[Dataset rows describing interfaces]
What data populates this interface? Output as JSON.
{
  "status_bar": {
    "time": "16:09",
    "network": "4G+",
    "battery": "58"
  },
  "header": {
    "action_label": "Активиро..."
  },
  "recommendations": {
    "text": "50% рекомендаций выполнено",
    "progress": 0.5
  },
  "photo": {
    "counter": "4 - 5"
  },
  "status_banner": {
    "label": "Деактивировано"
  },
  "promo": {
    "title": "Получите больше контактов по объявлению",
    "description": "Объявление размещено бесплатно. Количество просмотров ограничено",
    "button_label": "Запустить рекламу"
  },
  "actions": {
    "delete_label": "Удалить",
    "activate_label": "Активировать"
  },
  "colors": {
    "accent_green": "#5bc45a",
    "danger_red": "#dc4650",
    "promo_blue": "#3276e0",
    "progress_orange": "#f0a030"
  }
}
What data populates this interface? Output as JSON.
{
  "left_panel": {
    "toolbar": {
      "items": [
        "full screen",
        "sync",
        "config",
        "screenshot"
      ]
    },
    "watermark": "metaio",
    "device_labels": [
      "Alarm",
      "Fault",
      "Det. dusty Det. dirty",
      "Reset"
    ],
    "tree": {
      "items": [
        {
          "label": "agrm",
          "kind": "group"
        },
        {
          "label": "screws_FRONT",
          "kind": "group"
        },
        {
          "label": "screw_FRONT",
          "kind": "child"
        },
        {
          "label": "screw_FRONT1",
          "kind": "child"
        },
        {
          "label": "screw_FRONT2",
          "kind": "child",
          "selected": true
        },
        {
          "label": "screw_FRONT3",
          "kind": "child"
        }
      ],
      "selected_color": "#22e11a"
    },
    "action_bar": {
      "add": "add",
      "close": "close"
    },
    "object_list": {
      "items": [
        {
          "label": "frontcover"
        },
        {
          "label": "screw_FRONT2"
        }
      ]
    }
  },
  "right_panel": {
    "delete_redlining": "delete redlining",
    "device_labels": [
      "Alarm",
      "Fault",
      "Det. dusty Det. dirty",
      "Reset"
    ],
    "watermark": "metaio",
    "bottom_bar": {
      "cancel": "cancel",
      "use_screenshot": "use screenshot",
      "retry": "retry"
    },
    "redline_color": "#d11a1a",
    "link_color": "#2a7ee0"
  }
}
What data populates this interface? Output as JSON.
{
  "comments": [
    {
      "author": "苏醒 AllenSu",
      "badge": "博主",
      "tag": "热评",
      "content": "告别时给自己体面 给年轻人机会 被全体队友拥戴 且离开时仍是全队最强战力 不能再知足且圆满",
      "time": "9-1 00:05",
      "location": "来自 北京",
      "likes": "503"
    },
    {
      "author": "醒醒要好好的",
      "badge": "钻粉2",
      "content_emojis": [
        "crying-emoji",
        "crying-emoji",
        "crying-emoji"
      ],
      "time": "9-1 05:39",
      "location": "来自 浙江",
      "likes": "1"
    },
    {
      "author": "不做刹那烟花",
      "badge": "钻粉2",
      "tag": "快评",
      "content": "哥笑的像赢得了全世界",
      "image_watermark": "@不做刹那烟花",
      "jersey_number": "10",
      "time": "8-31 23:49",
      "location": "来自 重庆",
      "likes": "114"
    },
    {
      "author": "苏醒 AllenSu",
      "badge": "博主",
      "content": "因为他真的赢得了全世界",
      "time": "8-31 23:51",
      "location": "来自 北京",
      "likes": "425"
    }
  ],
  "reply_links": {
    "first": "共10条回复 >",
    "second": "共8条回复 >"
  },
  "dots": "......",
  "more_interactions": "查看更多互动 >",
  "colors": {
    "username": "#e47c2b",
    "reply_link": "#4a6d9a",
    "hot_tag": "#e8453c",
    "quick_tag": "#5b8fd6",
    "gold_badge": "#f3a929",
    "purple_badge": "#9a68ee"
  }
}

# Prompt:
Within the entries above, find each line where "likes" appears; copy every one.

# Answer space:
      "likes": "503"
      "likes": "1"
      "likes": "114"
      "likes": "425"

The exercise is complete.